Start of Block

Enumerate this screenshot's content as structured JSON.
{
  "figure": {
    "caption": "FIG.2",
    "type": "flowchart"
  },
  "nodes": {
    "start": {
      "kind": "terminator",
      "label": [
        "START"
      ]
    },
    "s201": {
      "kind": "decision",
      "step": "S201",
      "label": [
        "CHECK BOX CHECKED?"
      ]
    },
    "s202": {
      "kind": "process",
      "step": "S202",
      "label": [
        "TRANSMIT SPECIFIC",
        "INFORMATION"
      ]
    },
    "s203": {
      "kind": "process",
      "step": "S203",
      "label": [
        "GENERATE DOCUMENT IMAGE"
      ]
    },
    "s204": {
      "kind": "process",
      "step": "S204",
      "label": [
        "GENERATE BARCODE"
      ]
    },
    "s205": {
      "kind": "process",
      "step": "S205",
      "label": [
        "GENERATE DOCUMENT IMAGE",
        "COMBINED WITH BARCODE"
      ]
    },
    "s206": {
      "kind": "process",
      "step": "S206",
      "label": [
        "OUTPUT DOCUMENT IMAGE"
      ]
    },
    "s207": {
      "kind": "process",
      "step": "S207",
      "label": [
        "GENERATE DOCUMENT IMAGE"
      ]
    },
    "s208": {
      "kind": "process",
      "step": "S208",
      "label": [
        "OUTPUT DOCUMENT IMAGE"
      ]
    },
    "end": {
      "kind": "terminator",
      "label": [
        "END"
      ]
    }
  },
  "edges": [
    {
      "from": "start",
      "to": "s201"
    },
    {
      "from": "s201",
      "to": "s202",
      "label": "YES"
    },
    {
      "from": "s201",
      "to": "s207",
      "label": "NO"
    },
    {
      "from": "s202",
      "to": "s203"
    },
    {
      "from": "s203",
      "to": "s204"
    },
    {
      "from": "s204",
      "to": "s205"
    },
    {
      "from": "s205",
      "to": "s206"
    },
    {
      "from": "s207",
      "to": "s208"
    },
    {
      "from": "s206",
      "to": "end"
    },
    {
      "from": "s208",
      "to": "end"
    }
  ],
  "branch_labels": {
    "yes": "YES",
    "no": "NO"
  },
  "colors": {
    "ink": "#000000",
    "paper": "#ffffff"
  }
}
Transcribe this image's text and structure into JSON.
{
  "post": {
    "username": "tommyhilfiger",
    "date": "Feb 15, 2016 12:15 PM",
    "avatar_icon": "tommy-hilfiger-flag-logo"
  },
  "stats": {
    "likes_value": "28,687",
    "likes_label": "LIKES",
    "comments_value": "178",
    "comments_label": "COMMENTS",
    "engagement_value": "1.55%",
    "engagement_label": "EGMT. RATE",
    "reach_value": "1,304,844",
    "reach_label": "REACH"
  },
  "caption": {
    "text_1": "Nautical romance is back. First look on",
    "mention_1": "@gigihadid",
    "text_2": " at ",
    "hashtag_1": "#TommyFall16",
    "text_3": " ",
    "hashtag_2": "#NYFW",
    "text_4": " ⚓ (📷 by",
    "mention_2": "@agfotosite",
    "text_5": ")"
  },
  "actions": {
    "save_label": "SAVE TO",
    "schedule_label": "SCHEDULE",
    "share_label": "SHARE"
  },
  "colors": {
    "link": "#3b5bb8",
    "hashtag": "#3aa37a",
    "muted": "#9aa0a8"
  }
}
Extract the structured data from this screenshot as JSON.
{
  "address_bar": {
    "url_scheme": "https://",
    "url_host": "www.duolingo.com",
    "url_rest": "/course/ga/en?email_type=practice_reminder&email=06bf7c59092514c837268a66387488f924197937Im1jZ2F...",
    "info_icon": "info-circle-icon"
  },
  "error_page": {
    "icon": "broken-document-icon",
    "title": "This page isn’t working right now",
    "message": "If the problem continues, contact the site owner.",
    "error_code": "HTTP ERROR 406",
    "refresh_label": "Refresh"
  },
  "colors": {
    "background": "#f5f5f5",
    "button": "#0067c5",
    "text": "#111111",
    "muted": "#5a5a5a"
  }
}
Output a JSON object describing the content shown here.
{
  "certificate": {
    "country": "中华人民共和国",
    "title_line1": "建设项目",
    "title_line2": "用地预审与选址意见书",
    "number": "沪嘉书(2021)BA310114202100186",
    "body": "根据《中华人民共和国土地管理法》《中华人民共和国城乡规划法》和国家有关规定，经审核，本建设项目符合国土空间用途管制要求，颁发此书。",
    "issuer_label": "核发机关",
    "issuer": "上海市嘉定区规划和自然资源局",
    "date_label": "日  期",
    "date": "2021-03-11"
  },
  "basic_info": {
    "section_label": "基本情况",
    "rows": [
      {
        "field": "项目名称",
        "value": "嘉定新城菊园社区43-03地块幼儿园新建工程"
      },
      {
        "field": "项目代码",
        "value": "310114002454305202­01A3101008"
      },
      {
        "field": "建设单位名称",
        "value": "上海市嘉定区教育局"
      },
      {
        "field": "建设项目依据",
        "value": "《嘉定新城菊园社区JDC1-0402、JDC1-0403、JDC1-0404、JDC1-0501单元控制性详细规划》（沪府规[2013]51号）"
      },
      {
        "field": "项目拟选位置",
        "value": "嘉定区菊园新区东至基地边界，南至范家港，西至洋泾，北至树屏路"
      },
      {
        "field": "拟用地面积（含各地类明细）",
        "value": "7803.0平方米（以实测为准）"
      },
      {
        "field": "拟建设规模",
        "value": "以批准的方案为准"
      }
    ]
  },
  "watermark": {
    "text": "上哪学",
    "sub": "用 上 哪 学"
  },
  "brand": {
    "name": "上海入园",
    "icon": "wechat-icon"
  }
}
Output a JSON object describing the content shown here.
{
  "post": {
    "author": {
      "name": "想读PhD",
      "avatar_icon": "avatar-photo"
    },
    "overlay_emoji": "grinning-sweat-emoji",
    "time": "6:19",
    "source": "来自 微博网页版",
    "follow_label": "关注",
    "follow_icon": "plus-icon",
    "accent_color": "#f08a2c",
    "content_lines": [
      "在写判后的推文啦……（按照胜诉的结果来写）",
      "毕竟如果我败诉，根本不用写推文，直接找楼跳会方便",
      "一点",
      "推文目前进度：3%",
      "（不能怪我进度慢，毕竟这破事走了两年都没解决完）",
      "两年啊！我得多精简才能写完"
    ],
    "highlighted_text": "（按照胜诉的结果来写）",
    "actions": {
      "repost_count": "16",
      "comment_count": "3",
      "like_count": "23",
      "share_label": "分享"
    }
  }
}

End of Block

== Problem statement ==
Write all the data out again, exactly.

== Result below ==
Enumerate this screenshot's content as structured JSON.
{
  "figure": {
    "caption": "FIG.2",
    "type": "flowchart"
  },
  "nodes": {
    "start": {
      "kind": "terminator",
      "label": [
        "START"
      ]
    },
    "s201": {
      "kind": "decision",
      "step": "S201",
      "label": [
        "CHECK BOX CHECKED?"
      ]
    },
    "s202": {
      "kind": "process",
      "step": "S202",
      "label": [
        "TRANSMIT SPECIFIC",
        "INFORMATION"
      ]
    },
    "s203": {
      "kind": "process",
      "step": "S203",
      "label": [
        "GENERATE DOCUMENT IMAGE"
      ]
    },
    "s204": {
      "kind": "process",
      "step": "S204",
      "label": [
        "GENERATE BARCODE"
      ]
    },
    "s205": {
      "kind": "process",
      "step": "S205",
      "label": [
        "GENERATE DOCUMENT IMAGE",
        "COMBINED WITH BARCODE"
      ]
    },
    "s206": {
      "kind": "process",
      "step": "S206",
      "label": [
        "OUTPUT DOCUMENT IMAGE"
      ]
    },
    "s207": {
      "kind": "process",
      "step": "S207",
      "label": [
        "GENERATE DOCUMENT IMAGE"
      ]
    },
    "s208": {
      "kind": "process",
      "step": "S208",
      "label": [
        "OUTPUT DOCUMENT IMAGE"
      ]
    },
    "end": {
      "kind": "terminator",
      "label": [
        "END"
      ]
    }
  },
  "edges": [
    {
      "from": "start",
      "to": "s201"
    },
    {
      "from": "s201",
      "to": "s202",
      "label": "YES"
    },
    {
      "from": "s201",
      "to": "s207",
      "label": "NO"
    },
    {
      "from": "s202",
      "to": "s203"
    },
    {
      "from": "s203",
      "to": "s204"
    },
    {
      "from": "s204",
      "to": "s205"
    },
    {
      "from": "s205",
      "to": "s206"
    },
    {
      "from": "s207",
      "to": "s208"
    },
    {
      "from": "s206",
      "to": "end"
    },
    {
      "from": "s208",
      "to": "end"
    }
  ],
  "branch_labels": {
    "yes": "YES",
    "no": "NO"
  },
  "colors": {
    "ink": "#000000",
    "paper": "#ffffff"
  }
}
Transcribe this image's text and structure into JSON.
{
  "post": {
    "username": "tommyhilfiger",
    "date": "Feb 15, 2016 12:15 PM",
    "avatar_icon": "tommy-hilfiger-flag-logo"
  },
  "stats": {
    "likes_value": "28,687",
    "likes_label": "LIKES",
    "comments_value": "178",
    "comments_label": "COMMENTS",
    "engagement_value": "1.55%",
    "engagement_label": "EGMT. RATE",
    "reach_value": "1,304,844",
    "reach_label": "REACH"
  },
  "caption": {
    "text_1": "Nautical romance is back. First look on",
    "mention_1": "@gigihadid",
    "text_2": " at ",
    "hashtag_1": "#TommyFall16",
    "text_3": " ",
    "hashtag_2": "#NYFW",
    "text_4": " ⚓ (📷 by",
    "mention_2": "@agfotosite",
    "text_5": ")"
  },
  "actions": {
    "save_label": "SAVE TO",
    "schedule_label": "SCHEDULE",
    "share_label": "SHARE"
  },
  "colors": {
    "link": "#3b5bb8",
    "hashtag": "#3aa37a",
    "muted": "#9aa0a8"
  }
}
Extract the structured data from this screenshot as JSON.
{
  "address_bar": {
    "url_scheme": "https://",
    "url_host": "www.duolingo.com",
    "url_rest": "/course/ga/en?email_type=practice_reminder&email=06bf7c59092514c837268a66387488f924197937Im1jZ2F...",
    "info_icon": "info-circle-icon"
  },
  "error_page": {
    "icon": "broken-document-icon",
    "title": "This page isn’t working right now",
    "message": "If the problem continues, contact the site owner.",
    "error_code": "HTTP ERROR 406",
    "refresh_label": "Refresh"
  },
  "colors": {
    "background": "#f5f5f5",
    "button": "#0067c5",
    "text": "#111111",
    "muted": "#5a5a5a"
  }
}
Output a JSON object describing the content shown here.
{
  "certificate": {
    "country": "中华人民共和国",
    "title_line1": "建设项目",
    "title_line2": "用地预审与选址意见书",
    "number": "沪嘉书(2021)BA310114202100186",
    "body": "根据《中华人民共和国土地管理法》《中华人民共和国城乡规划法》和国家有关规定，经审核，本建设项目符合国土空间用途管制要求，颁发此书。",
    "issuer_label": "核发机关",
    "issuer": "上海市嘉定区规划和自然资源局",
    "date_label": "日  期",
    "date": "2021-03-11"
  },
  "basic_info": {
    "section_label": "基本情况",
    "rows": [
      {
        "field": "项目名称",
        "value": "嘉定新城菊园社区43-03地块幼儿园新建工程"
      },
      {
        "field": "项目代码",
        "value": "310114002454305202­01A3101008"
      },
      {
        "field": "建设单位名称",
        "value": "上海市嘉定区教育局"
      },
      {
        "field": "建设项目依据",
        "value": "《嘉定新城菊园社区JDC1-0402、JDC1-0403、JDC1-0404、JDC1-0501单元控制性详细规划》（沪府规[2013]51号）"
      },
      {
        "field": "项目拟选位置",
        "value": "嘉定区菊园新区东至基地边界，南至范家港，西至洋泾，北至树屏路"
      },
      {
        "field": "拟用地面积（含各地类明细）",
        "value": "7803.0平方米（以实测为准）"
      },
      {
        "field": "拟建设规模",
        "value": "以批准的方案为准"
      }
    ]
  },
  "watermark": {
    "text": "上哪学",
    "sub": "用 上 哪 学"
  },
  "brand": {
    "name": "上海入园",
    "icon": "wechat-icon"
  }
}
Output a JSON object describing the content shown here.
{
  "post": {
    "author": {
      "name": "想读PhD",
      "avatar_icon": "avatar-photo"
    },
    "overlay_emoji": "grinning-sweat-emoji",
    "time": "6:19",
    "source": "来自 微博网页版",
    "follow_label": "关注",
    "follow_icon": "plus-icon",
    "accent_color": "#f08a2c",
    "content_lines": [
      "在写判后的推文啦……（按照胜诉的结果来写）",
      "毕竟如果我败诉，根本不用写推文，直接找楼跳会方便",
      "一点",
      "推文目前进度：3%",
      "（不能怪我进度慢，毕竟这破事走了两年都没解决完）",
      "两年啊！我得多精简才能写完"
    ],
    "highlighted_text": "（按照胜诉的结果来写）",
    "actions": {
      "repost_count": "16",
      "comment_count": "3",
      "like_count": "23",
      "share_label": "分享"
    }
  }
}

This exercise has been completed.